START ENTRIES PROVIDED
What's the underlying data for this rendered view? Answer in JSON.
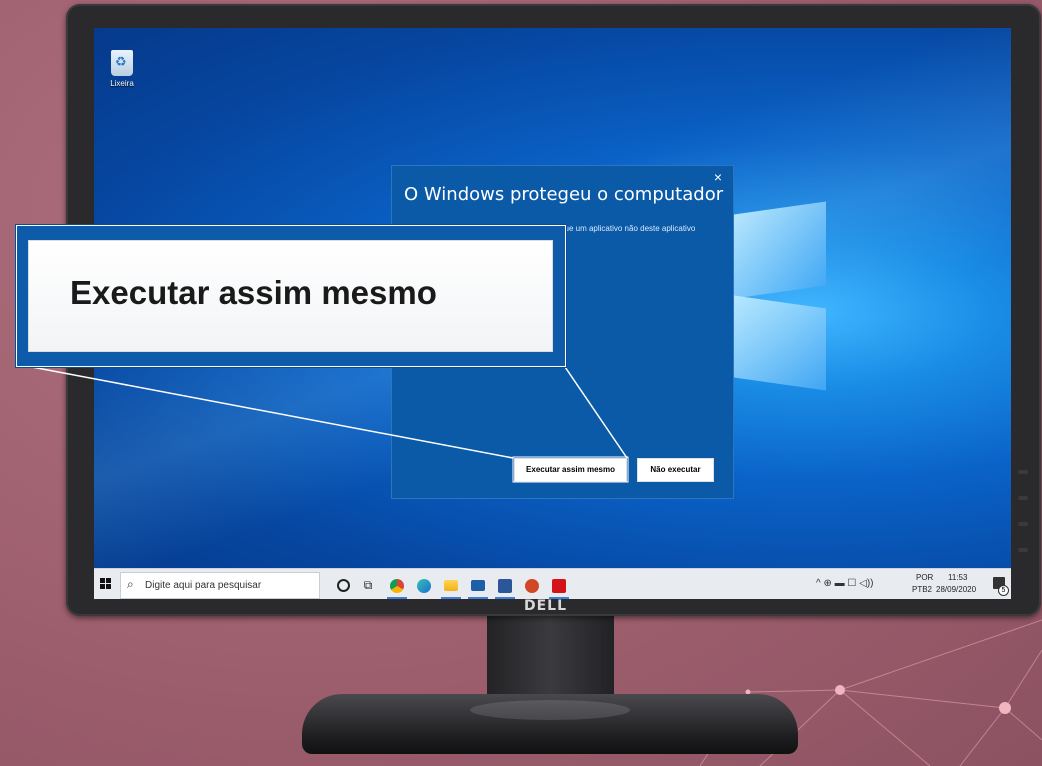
{
  "colors": {
    "background": "#9e5f6e",
    "desktop": "#0a62c7",
    "dialog": "#0b5aa8",
    "taskbar": "#e8ecf1"
  },
  "desktop": {
    "recycle_bin_label": "Lixeira"
  },
  "dialog": {
    "close_glyph": "×",
    "title": "O Windows protegeu o computador",
    "body": "O Microsoft defender SmartScreen impediu que um aplicativo não deste aplicativo pode colocar o",
    "more_info": "o",
    "run_button": "Executar assim mesmo",
    "dont_run_button": "Não executar"
  },
  "callout": {
    "text": "Executar assim mesmo"
  },
  "taskbar": {
    "search_placeholder": "Digite aqui para pesquisar",
    "pinned_icons": [
      "cortana-icon",
      "task-view-icon",
      "chrome-icon",
      "edge-icon",
      "file-explorer-icon",
      "mail-icon",
      "word-icon",
      "powerpoint-icon",
      "acrobat-icon"
    ],
    "tray": {
      "language_top": "POR",
      "language_bottom": "PTB2",
      "time": "11:53",
      "date": "28/09/2020",
      "notifications_count": "5"
    }
  },
  "monitor": {
    "brand": "DELL"
  }
}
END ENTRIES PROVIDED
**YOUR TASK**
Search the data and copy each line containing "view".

**EXPECTED ANSWER**
What's the underlying data for this rendered view? Answer in JSON.
      "task-view-icon",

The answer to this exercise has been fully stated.